- _Exercise aim_:
Locate every line in the records below that holds the word "name" and return each one.

(Saved entries)
****************************************

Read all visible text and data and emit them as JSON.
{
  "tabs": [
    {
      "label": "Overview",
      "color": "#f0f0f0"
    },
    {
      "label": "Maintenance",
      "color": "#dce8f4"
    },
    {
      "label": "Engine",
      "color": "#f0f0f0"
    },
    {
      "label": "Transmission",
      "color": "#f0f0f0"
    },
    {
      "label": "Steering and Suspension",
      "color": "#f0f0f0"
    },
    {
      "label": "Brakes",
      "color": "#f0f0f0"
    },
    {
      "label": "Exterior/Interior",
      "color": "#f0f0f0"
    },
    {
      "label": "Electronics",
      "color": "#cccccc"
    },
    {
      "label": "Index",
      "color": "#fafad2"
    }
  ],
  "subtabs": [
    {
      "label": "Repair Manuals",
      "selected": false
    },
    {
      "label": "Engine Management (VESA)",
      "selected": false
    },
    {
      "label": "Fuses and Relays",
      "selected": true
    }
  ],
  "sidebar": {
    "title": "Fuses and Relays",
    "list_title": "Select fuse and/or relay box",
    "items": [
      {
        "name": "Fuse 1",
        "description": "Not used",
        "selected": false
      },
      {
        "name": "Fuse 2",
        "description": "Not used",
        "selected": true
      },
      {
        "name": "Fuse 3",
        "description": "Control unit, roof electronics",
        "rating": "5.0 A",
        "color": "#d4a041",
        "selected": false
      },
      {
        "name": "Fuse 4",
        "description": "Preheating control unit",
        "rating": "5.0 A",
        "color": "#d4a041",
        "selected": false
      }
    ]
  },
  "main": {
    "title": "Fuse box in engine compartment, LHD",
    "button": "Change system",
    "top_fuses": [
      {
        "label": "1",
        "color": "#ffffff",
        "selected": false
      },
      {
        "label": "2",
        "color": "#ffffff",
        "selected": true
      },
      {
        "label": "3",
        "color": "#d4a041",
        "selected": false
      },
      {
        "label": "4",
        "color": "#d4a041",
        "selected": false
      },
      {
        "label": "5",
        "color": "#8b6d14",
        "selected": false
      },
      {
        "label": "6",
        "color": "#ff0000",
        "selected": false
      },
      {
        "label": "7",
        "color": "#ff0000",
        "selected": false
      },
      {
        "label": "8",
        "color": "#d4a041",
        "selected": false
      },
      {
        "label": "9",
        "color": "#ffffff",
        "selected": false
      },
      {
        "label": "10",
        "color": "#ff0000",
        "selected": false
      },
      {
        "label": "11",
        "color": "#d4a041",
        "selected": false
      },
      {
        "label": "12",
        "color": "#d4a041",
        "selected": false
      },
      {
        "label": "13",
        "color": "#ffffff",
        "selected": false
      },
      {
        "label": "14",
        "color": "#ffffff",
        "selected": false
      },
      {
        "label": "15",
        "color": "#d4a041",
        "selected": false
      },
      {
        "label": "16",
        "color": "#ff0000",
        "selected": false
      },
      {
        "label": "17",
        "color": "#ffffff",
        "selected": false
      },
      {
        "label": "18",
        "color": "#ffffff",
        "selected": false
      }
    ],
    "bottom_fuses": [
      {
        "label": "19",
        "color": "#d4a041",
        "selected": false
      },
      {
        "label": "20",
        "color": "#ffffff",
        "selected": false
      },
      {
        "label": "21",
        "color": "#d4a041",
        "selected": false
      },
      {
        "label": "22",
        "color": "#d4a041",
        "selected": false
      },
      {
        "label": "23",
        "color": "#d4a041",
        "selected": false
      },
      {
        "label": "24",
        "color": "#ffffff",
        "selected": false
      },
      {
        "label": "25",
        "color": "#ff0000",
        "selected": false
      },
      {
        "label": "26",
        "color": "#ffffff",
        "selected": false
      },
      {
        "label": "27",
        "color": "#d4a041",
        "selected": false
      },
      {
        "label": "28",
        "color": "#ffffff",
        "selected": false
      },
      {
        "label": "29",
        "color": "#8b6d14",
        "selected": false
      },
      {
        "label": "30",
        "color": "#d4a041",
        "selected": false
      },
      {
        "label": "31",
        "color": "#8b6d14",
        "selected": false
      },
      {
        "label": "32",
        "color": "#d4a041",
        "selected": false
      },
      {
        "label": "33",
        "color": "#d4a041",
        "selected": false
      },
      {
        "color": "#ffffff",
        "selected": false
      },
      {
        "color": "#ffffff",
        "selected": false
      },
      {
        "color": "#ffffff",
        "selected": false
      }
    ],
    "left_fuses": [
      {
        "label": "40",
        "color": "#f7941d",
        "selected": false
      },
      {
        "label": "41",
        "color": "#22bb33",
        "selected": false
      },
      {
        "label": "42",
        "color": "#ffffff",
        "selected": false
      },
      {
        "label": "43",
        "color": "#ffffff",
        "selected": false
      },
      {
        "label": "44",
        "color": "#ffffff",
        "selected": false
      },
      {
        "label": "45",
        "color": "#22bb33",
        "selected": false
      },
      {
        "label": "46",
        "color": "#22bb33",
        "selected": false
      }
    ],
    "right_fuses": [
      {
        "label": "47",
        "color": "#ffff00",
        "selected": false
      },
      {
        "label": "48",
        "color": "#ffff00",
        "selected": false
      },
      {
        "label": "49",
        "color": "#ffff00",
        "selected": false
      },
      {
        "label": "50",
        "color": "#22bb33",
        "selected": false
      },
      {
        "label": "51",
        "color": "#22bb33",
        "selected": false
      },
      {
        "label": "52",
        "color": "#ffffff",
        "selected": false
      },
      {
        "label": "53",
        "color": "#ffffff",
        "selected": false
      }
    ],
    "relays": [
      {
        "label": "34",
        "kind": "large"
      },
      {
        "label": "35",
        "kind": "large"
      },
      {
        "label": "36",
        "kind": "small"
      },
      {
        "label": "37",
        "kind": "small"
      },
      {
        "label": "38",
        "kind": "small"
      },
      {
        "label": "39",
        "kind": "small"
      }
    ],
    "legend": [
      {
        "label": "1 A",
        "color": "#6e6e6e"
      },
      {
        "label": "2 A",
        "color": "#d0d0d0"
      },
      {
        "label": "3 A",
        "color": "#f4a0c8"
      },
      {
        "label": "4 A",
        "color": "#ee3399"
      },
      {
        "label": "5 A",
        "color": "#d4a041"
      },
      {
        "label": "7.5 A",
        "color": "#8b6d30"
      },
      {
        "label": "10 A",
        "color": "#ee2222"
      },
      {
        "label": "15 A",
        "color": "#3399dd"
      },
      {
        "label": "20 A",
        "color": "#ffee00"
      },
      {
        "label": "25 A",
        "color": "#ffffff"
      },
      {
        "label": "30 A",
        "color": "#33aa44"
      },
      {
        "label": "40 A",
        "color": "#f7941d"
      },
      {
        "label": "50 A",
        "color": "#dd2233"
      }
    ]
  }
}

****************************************

- _Solution below_:
        "name": "Fuse 1",
        "name": "Fuse 2",
        "name": "Fuse 3",
        "name": "Fuse 4",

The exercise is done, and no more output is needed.